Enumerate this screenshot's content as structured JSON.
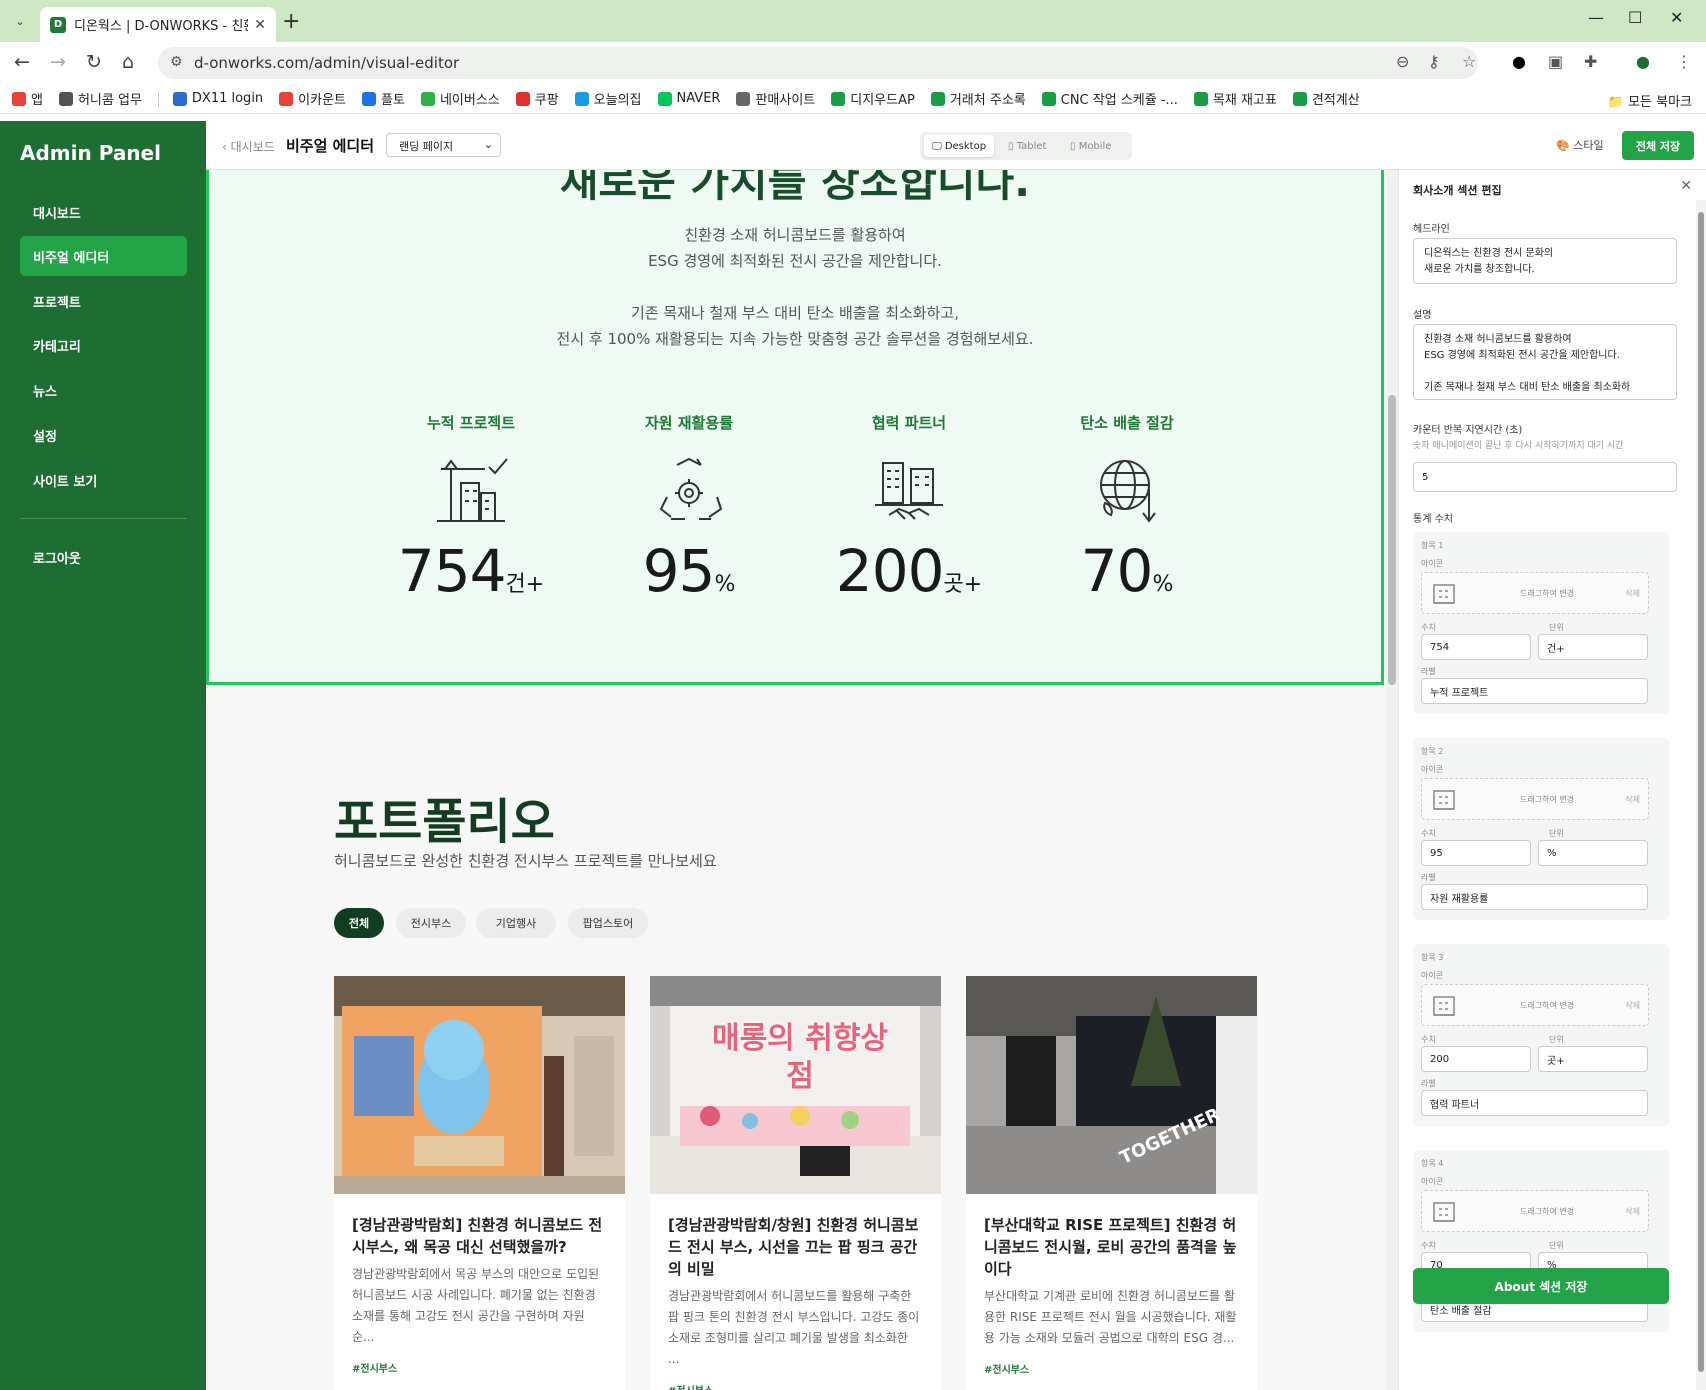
{
  "browser": {
    "tab_title": "디온웍스 | D-ONWORKS - 친환",
    "url": "d-onworks.com/admin/visual-editor",
    "bookmarks": [
      "앱",
      "허니콤 업무",
      "DX11 login",
      "이카운트",
      "플토",
      "네이버스스",
      "쿠팡",
      "오늘의집",
      "NAVER",
      "판매사이트",
      "디지우드AP",
      "거래처 주소록",
      "CNC 작업 스케쥴 -...",
      "목재 재고표",
      "견적계산"
    ],
    "all_bookmarks": "모든 북마크"
  },
  "sidebar": {
    "title": "Admin Panel",
    "items": [
      {
        "label": "대시보드"
      },
      {
        "label": "비주얼 에디터"
      },
      {
        "label": "프로젝트"
      },
      {
        "label": "카테고리"
      },
      {
        "label": "뉴스"
      },
      {
        "label": "설정"
      },
      {
        "label": "사이트 보기"
      }
    ],
    "logout": "로그아웃"
  },
  "topbar": {
    "breadcrumb": "‹ 대시보드",
    "title": "비주얼 에디터",
    "page_select": "랜딩 페이지",
    "devices": [
      "Desktop",
      "Tablet",
      "Mobile"
    ],
    "style_label": "스타일",
    "save_all": "전체 저장"
  },
  "about": {
    "headline_visible": "새로운 가치를 창조합니다.",
    "desc_lines": [
      "친환경 소재 허니콤보드를 활용하여",
      "ESG 경영에 최적화된 전시 공간을 제안합니다.",
      "기존 목재나 철재 부스 대비 탄소 배출을 최소화하고,",
      "전시 후 100% 재활용되는 지속 가능한 맞춤형 공간 솔루션을 경험해보세요."
    ],
    "stats": [
      {
        "label": "누적 프로젝트",
        "value": "754",
        "unit": "건+",
        "icon": "building-crane-icon"
      },
      {
        "label": "자원 재활용률",
        "value": "95",
        "unit": "%",
        "icon": "recycle-gear-icon"
      },
      {
        "label": "협력 파트너",
        "value": "200",
        "unit": "곳+",
        "icon": "handshake-buildings-icon"
      },
      {
        "label": "탄소 배출 절감",
        "value": "70",
        "unit": "%",
        "icon": "globe-leaf-icon"
      }
    ]
  },
  "portfolio": {
    "title": "포트폴리오",
    "subtitle": "허니콤보드로 완성한 친환경 전시부스 프로젝트를 만나보세요",
    "filters": [
      "전체",
      "전시부스",
      "기업행사",
      "팝업스토어"
    ],
    "cards": [
      {
        "title": "[경남관광박람회] 친환경 허니콤보드 전시부스, 왜 목공 대신 선택했을까?",
        "desc": "경남관광박람회에서 목공 부스의 대안으로 도입된 허니콤보드 시공 사례입니다. 폐기물 없는 친환경 소재를 통해 고강도 전시 공간을 구현하며 자원순...",
        "tag": "#전시부스"
      },
      {
        "title": "[경남관광박람회/창원] 친환경 허니콤보드 전시 부스, 시선을 끄는 팝 핑크 공간의 비밀",
        "desc": "경남관광박람회에서 허니콤보드를 활용해 구축한 팝 핑크 톤의 친환경 전시 부스입니다. 고강도 종이 소재로 조형미를 살리고 폐기물 발생을 최소화한 ...",
        "tag": "#전시부스"
      },
      {
        "title": "[부산대학교 RISE 프로젝트] 친환경 허니콤보드 전시월, 로비 공간의 품격을 높이다",
        "desc": "부산대학교 기계관 로비에 친환경 허니콤보드를 활용한 RISE 프로젝트 전시 월을 시공했습니다. 재활용 가능 소재와 모듈러 공법으로 대학의 ESG 경...",
        "tag": "#전시부스"
      }
    ],
    "card_image_texts": [
      "매롱의 취향상점",
      "TOGETHER"
    ]
  },
  "panel": {
    "title": "회사소개 섹션 편집",
    "headline_label": "헤드라인",
    "headline_value": [
      "디온웍스는 친환경 전시 문화의",
      "새로운 가치를 창조합니다."
    ],
    "desc_label": "설명",
    "desc_value": [
      "친환경 소재 허니콤보드를 활용하여",
      "ESG 경영에 최적화된 전시 공간을 제안합니다.",
      "",
      "기존 목재나 철재 부스 대비 탄소 배출을 최소화하"
    ],
    "delay_label": "카운터 반복 지연시간 (초)",
    "delay_hint": "숫자 애니메이션이 끝난 후 다시 시작하기까지 대기 시간",
    "delay_value": "5",
    "stats_label": "통계 수치",
    "item_prefix": [
      "항목 1",
      "항목 2",
      "항목 3",
      "항목 4"
    ],
    "icon_label": "아이콘",
    "drag_text": "드래그하여 변경",
    "delete_text": "삭제",
    "value_label": "수치",
    "unit_label": "단위",
    "label_label": "라벨",
    "save_section": "About 섹션 저장"
  }
}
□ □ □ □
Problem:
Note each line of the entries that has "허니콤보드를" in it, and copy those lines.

Expected output:
      "친환경 소재 허니콤보드를 활용하여",
        "desc": "경남관광박람회에서 허니콤보드를 활용해 구축한 팝 핑크 톤의 친환경 전시 부스입니다. 고강도 종이 소재로 조형미를 살리고 폐기물 발생을 최소화한 ...",
        "desc": "부산대학교 기계관 로비에 친환경 허니콤보드를 활용한 RISE 프로젝트 전시 월을 시공했습니다. 재활용 가능 소재와 모듈러 공법으로 대학의 ESG 경...",
      "친환경 소재 허니콤보드를 활용하여",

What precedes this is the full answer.